Jasun Horsley at Omni Reboot recently shared a number of intriguing insights on the topic of death and how it relates to science fiction, culture and transhumanism. He outlines how science fiction, whether utopia or dystopia, are scientific versions of a belief in a spiritual afterlife since they can soothe awareness of mortality and make us feel better about the present.
Horsley cites the work of Sheldon Solomon which shows how culture is a means of denying death via the manufacturing of extensions of the self and the body, including values which are carried by artifacts we create (ie. books, IPods, spaceships, etc.). The technology we create is meant to improve our lives and bring us closer to the utopia of sci-fi fantasies, but more often than not contributes to a dystopian reality. In his opinion, this happens because we’re unconscious of whatever it is within us causing the problems we’re trying to solve. We’re making things worse the more we try and improve them. A classic metaphor for this is Shelley’s Frankenstein which describes how the inability to accept death and the drive to “play God” creates a tragic monster.
According to Horsley, transhumanism is the religion of the (imagined) future, which most of us are already followers of, whether aware of it or not. For those not familiar with transhumanism (also known as extropianism), he provides an accurate and succinct definition in the following excerpt:
Transhumanism is a scientistic movement based on the belief that who (and what) we are can be divorced from biology. In its more extreme camps, Transhumanism divorces human existence from the psyche by suggesting that:
• At least some of the elements of consciousness can be converted to digital information.
• This data will be self-aware.
• It will be a continuation of the biologically-based awareness which it copied.
Horsley is skeptical of this view because it ignores the importance of the unconscious. In his words:
“Who we are” is not a mind-body system but a psyche-body system. We aren’t meat vessels with an internal stream of mental data running through them and animating them. The vast majority of our total “psychosoma” system functions at an unconscious level.
What he sees as a potentially more productive and fulfilling approach is the acceptance of death.

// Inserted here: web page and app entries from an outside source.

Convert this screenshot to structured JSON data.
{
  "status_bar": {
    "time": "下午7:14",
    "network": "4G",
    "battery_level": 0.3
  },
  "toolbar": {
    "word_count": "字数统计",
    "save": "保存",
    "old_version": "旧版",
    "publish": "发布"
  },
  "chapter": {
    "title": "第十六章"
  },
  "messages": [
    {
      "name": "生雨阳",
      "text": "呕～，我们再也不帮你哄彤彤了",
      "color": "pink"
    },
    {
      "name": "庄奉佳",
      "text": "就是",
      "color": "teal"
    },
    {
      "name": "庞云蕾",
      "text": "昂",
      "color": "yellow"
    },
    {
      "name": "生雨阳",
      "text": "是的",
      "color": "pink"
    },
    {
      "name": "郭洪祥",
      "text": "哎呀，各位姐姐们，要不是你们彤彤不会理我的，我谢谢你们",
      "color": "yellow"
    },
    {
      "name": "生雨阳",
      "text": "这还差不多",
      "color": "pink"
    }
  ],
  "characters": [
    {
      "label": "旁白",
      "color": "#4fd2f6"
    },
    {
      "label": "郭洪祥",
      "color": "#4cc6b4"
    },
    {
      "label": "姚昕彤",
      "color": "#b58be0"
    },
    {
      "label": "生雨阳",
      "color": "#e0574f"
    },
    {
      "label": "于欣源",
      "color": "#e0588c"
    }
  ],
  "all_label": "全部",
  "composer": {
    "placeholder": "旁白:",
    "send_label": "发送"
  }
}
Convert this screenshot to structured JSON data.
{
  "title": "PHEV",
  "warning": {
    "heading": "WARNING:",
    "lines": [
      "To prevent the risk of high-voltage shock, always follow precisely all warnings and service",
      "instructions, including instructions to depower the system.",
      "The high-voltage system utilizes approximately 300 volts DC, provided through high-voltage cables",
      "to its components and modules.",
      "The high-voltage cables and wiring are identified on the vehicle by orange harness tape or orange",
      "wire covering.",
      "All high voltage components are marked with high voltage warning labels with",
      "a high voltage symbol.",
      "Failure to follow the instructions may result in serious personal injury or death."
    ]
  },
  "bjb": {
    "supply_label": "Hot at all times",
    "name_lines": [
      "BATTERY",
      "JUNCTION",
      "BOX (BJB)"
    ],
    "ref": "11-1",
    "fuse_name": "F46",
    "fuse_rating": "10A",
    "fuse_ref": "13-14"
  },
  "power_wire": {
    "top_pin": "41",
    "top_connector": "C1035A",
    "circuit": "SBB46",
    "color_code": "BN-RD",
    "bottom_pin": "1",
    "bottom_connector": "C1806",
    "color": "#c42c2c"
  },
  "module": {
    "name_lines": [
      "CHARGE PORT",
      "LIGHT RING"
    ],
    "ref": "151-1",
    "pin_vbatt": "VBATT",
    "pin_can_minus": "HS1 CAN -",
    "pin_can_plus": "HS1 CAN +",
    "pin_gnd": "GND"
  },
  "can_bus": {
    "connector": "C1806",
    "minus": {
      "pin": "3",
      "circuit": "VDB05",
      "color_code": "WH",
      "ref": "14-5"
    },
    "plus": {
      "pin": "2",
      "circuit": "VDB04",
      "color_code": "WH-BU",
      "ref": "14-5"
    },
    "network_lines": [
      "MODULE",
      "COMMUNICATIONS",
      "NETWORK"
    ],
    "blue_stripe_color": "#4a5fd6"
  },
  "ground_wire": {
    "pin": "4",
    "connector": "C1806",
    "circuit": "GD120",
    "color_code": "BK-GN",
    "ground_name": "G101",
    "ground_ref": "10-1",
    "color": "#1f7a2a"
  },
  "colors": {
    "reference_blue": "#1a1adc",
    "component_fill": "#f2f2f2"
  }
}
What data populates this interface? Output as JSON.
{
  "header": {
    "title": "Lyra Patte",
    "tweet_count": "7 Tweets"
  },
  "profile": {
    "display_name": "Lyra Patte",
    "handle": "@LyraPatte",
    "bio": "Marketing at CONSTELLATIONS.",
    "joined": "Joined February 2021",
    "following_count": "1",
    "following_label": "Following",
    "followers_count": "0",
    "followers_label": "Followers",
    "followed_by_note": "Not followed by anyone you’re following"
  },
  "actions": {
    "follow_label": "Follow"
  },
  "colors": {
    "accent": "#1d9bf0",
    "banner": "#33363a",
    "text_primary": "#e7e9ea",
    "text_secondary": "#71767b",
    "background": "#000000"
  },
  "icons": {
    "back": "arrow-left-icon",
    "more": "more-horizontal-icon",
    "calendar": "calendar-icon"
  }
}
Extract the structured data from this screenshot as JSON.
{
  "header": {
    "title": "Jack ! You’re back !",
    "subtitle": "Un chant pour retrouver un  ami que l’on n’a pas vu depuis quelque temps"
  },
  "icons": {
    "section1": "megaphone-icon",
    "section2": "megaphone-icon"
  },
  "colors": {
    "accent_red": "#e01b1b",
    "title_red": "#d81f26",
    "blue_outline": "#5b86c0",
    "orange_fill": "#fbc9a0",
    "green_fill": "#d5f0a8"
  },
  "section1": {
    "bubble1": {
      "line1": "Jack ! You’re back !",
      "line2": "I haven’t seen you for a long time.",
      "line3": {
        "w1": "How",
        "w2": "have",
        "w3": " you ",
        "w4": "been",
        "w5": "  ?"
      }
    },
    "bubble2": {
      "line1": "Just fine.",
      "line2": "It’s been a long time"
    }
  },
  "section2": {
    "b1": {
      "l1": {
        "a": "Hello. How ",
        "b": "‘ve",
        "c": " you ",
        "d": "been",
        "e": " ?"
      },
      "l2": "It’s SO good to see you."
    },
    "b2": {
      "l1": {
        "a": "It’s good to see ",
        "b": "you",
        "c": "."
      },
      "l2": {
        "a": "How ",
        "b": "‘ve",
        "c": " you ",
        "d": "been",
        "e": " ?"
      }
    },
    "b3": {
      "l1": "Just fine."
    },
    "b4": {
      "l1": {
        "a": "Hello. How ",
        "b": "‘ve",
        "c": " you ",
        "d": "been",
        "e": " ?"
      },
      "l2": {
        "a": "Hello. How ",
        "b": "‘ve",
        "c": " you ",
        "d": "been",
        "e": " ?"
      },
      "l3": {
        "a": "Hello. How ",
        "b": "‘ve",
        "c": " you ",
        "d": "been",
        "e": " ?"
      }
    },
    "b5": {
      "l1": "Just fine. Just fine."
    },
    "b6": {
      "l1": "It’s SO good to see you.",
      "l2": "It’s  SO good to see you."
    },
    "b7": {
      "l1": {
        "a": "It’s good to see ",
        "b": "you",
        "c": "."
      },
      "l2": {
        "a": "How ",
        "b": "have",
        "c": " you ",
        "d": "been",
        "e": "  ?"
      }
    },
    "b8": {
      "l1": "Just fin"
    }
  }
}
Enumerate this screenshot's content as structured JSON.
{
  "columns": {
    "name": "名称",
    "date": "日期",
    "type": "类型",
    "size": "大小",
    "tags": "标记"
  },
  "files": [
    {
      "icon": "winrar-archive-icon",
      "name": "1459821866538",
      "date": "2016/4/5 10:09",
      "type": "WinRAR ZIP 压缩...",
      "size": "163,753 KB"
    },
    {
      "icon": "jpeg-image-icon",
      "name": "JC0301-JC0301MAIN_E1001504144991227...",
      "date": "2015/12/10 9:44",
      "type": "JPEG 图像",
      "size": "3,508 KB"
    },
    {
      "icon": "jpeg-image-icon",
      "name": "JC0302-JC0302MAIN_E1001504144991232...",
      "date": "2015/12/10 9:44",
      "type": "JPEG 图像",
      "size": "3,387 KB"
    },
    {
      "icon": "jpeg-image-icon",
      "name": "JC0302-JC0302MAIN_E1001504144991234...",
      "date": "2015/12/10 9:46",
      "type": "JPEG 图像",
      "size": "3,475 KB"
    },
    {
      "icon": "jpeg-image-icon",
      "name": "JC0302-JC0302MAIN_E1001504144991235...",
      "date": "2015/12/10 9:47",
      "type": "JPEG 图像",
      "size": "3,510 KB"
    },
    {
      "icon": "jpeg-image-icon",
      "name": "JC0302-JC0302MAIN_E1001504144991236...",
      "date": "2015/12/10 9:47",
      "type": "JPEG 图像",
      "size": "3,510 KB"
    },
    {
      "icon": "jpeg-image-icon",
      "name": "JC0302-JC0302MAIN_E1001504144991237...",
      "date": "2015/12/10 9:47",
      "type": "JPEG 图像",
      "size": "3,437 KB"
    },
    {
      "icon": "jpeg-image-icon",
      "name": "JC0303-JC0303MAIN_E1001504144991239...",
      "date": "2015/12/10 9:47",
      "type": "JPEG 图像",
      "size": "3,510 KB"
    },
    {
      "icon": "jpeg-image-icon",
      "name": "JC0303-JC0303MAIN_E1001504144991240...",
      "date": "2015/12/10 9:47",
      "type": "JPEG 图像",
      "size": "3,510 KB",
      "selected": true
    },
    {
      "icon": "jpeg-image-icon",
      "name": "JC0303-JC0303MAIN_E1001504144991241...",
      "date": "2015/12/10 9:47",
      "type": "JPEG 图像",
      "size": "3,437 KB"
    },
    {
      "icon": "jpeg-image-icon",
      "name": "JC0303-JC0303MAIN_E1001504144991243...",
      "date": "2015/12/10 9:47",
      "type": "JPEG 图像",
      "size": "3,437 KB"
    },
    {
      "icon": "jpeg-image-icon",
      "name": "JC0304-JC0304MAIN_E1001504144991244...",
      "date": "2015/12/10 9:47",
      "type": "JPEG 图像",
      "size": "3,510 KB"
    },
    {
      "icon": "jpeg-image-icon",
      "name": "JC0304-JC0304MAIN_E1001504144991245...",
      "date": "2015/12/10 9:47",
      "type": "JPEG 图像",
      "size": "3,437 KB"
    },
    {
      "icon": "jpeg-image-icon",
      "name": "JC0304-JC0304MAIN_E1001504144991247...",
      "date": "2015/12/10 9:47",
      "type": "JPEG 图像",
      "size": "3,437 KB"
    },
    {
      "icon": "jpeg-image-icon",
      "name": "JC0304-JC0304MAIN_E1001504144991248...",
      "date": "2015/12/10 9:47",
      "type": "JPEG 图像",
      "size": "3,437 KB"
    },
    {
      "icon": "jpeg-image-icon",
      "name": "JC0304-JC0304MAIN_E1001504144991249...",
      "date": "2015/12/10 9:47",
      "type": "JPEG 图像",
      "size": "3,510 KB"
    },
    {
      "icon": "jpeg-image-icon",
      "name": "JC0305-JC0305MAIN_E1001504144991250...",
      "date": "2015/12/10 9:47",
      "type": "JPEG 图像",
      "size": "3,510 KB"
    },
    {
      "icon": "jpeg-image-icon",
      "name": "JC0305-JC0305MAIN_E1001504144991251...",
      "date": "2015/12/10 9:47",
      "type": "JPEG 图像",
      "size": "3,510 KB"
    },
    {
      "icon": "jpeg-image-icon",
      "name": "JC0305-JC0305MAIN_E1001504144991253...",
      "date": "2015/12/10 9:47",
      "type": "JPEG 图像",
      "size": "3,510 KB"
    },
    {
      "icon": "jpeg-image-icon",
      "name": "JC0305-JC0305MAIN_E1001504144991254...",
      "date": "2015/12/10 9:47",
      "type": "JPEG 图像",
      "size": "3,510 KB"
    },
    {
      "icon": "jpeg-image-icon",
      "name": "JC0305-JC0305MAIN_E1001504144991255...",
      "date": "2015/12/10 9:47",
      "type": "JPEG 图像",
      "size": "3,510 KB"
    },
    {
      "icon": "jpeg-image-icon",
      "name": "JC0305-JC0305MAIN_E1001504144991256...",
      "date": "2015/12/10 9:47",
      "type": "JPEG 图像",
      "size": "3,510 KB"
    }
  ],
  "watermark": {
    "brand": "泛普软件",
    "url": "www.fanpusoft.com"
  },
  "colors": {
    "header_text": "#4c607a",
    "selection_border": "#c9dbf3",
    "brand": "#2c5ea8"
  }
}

Because it’s such an uncharted path (for the majority of us) it’s difficult to imagine the social impact such a paradigm shift would have, but he asks the following speculative questions which encourages further exploration:
Time is supposed to bestow wisdom on human beings. But can there be wisdom without acceptance of death?
How would both our fantasies and our culture be transformed if, instead of conquering death, we learned to accept it?
If death anxiety fuels human progress, maybe accepting death would not only be the end of fantasy, but the end of the fantasy we call “history”?
What it would be the beginning of, however, is anybody’s guess.
On a related note, rest in peace Nelson Mandela.
“Death is something inevitable. When a man has done what he considers to be his duty to his people and his country, he can rest in peace. I believe I have made that effort and that is, therefore, why I will sleep for the eternity.” – Mandela (1996)